pituitary, control this rhythm. Hormonal signals from the clock genes
in the master glands speak to clock genes in other parts of the body,
instructing them how to function in response to the time of day. Our reproductive
system is directly tied into the circadian rhythm.
The action of the clock genes is driven by three major input sources:
Light: Research shows individuals re-set their sleep/wake rhythm to match
the light and dark patterns around them.
Time: Our cognitive reaction to schedules, clocks and work patterns is
strong and can override our natural sleep rhythms.
Melatonin: Melatonin is a hormone secreted from the pineal gland that helps
regulate our body's sleep/wake cycle (circadian rhythm). Melatonin
is derived from another important hormone, serotonin. It is produced in
response to retinal signals and can cause marked drowsiness. Melatonin
rises in the evening and lowers towards dawn.
A good sleep pattern should allow you to fall asleep easily in the evenings
and wake up feeling refreshed. If this is not your experience you may
not be getting the hormonal and restorative benefits of restful sleep
and a natural circadian rhythm.
So what can the sleep-challenged among us do? It is possible to reset your
sleep rhythms naturally. The following strategies can help:
- Try to go to sleep and get up the same time every day, even weekends. Staying
up late on Friday and Saturday night makes it hard to hit the hay early
on Sunday evening and makes the alarm on Monday seem way to early.
- Try acupuncture. Acupuncture has been shown to help improve sleep quality
and to relieve insomnia.
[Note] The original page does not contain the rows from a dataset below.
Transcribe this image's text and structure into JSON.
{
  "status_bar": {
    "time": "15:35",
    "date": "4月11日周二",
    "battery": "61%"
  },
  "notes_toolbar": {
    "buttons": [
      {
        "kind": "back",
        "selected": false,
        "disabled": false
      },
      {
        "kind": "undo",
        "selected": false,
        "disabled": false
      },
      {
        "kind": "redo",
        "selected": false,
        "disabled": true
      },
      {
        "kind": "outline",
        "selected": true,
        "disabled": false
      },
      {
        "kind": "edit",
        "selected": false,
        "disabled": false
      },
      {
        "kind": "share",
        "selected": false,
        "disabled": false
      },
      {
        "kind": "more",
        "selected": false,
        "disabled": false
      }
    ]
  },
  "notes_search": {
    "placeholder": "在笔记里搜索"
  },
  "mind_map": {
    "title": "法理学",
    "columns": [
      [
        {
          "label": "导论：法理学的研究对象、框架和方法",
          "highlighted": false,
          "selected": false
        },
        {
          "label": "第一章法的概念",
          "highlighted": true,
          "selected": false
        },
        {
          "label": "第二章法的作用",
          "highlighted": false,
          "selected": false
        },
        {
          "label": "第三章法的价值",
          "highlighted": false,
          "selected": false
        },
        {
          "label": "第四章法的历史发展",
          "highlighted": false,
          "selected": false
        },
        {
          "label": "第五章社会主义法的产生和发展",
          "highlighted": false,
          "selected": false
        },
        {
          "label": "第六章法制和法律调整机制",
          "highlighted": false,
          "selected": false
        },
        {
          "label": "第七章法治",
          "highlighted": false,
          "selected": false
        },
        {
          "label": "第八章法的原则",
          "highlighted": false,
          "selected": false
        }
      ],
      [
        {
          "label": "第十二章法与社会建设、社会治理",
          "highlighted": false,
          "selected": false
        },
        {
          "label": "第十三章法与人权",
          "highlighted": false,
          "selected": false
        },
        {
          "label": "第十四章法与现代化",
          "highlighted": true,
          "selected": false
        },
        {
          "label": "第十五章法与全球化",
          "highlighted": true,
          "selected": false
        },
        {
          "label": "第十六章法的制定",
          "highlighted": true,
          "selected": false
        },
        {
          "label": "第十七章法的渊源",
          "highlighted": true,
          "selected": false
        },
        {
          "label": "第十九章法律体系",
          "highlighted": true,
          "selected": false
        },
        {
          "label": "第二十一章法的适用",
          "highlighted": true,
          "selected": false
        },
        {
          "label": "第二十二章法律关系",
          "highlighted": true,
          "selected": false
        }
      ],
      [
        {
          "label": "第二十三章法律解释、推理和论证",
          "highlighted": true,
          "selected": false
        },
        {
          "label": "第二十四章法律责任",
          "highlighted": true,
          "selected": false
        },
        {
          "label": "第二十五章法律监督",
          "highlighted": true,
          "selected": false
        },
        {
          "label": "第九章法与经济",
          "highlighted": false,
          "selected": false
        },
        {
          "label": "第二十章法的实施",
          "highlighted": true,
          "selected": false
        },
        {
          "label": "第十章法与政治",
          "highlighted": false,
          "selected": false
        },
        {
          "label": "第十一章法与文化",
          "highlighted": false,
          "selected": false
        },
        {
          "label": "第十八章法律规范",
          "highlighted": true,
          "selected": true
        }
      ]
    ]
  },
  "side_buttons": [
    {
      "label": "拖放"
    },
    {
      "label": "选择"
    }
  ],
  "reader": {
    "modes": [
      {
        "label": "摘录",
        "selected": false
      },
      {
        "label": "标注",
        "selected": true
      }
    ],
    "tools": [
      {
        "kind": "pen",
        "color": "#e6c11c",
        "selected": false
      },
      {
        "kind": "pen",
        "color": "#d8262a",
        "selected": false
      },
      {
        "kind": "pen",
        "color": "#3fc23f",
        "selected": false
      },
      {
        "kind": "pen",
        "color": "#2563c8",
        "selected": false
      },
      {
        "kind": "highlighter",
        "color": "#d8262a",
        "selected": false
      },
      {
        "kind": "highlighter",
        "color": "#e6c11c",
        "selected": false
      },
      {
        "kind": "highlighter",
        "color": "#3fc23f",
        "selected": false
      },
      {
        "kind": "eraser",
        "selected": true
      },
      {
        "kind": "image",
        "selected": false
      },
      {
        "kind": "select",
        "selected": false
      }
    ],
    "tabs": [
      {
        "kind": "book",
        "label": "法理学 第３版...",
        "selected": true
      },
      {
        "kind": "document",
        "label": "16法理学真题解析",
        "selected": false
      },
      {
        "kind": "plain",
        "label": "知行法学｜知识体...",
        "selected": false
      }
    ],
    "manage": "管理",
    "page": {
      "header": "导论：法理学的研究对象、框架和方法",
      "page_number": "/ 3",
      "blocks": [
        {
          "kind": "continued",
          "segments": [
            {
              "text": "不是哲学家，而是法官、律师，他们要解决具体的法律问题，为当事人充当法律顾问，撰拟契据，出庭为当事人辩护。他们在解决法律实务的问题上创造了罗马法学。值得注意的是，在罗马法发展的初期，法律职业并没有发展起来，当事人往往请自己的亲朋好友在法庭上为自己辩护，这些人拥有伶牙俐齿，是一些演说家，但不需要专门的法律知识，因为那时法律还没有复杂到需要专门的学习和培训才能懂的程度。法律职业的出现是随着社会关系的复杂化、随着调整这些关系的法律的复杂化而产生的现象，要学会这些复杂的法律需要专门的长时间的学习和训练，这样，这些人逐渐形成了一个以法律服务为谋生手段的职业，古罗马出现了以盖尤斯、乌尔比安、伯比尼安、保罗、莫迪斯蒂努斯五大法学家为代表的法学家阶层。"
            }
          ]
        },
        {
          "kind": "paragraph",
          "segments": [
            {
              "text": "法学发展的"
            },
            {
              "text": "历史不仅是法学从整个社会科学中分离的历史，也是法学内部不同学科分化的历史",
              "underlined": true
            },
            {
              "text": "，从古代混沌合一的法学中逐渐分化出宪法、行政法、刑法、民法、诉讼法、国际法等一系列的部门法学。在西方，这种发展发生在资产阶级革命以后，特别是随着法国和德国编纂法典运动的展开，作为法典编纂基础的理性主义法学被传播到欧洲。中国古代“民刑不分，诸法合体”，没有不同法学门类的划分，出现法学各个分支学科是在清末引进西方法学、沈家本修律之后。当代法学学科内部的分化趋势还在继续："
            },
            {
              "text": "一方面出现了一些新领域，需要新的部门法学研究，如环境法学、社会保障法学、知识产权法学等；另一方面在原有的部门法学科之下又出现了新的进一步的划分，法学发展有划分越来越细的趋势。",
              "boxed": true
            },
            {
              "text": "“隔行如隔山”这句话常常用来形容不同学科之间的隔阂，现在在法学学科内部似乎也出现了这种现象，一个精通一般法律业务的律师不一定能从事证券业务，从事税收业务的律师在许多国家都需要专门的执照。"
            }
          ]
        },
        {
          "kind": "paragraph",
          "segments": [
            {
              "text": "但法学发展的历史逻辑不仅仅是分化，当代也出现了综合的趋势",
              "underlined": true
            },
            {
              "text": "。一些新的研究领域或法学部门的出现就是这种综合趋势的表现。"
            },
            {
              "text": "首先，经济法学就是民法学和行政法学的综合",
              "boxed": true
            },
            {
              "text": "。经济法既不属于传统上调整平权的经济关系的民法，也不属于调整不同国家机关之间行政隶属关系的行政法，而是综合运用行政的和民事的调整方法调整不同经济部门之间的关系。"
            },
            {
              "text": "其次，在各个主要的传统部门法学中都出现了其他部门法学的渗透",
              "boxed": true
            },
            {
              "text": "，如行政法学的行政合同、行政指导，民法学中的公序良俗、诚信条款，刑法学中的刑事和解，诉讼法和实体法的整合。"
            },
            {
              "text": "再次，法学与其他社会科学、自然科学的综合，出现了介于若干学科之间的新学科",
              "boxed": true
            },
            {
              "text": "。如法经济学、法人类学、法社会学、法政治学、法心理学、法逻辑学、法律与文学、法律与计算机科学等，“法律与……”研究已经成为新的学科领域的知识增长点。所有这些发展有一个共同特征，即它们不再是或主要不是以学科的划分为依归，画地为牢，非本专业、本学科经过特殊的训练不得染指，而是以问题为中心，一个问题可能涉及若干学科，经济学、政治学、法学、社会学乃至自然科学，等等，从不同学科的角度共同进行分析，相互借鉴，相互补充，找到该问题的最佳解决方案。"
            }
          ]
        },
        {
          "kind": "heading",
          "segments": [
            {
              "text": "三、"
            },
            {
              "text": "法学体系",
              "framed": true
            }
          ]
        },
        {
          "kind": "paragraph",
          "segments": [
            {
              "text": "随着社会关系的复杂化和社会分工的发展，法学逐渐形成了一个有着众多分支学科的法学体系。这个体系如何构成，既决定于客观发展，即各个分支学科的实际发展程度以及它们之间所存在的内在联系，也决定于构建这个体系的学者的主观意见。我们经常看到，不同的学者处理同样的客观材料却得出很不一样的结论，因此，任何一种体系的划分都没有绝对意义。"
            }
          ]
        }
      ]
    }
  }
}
Acupuncture has other benefits for reproduction
so it's a win/win.
- Cut out stimulants like caffeine and nicotine as well as alcohol. While
alcohol may seem to help you fall asleep it can drastically impair sleep
quality as the night goes on.
- Exercise daily, outside if possible. Exercise ensures that our body and
mind are fatigued when we lay our heads down at the end of the day.
- Get outside, sit as close as possible to the window at work and turn off
(or radically dim) that e-reader you use before bed. Exposure to natural
light is a wonderful way to reset the circadian clock. Spending too much
time inside, exposed to artificial light is disruptive to our natural
- Try yoga. Creating a gentle stretching regimen can help you release tension
and stimulate your body's rest, digest and nest signals. Gentle yoga
and breathing techniques can help you transition from your hectic life
to restful sleep.
- Consider a melatonin supplement. Melatonin is considered a safe, well-tolerated
nutritional supplement and can help with sleep. In addition, studies have
shown benefits of melatonin supplementation for male and female fertility.
Melatonin alone will not reset the clock but, in conjunction with the
strategies above, may help in the retraining process.
- Try a meditative visualization once you have lied down to fall asleep.
Imagine a string coming out of your body and solely breathe to the string.
If your mind gets side tracked, catch yourself and say/think "I am
supposed to be breathing to the string." By solely concentrating
on this, your breathing will slow down and you will enter into a very
relaxed state of mind. As a result, it will be easier to fall asleep.
- Gamble, K. Frontiers in Endocrinology, volume 4, article 92.
- Eryilmaz, O. J Assist Reprod Genet. Sep 2011; 28(9): 815–820.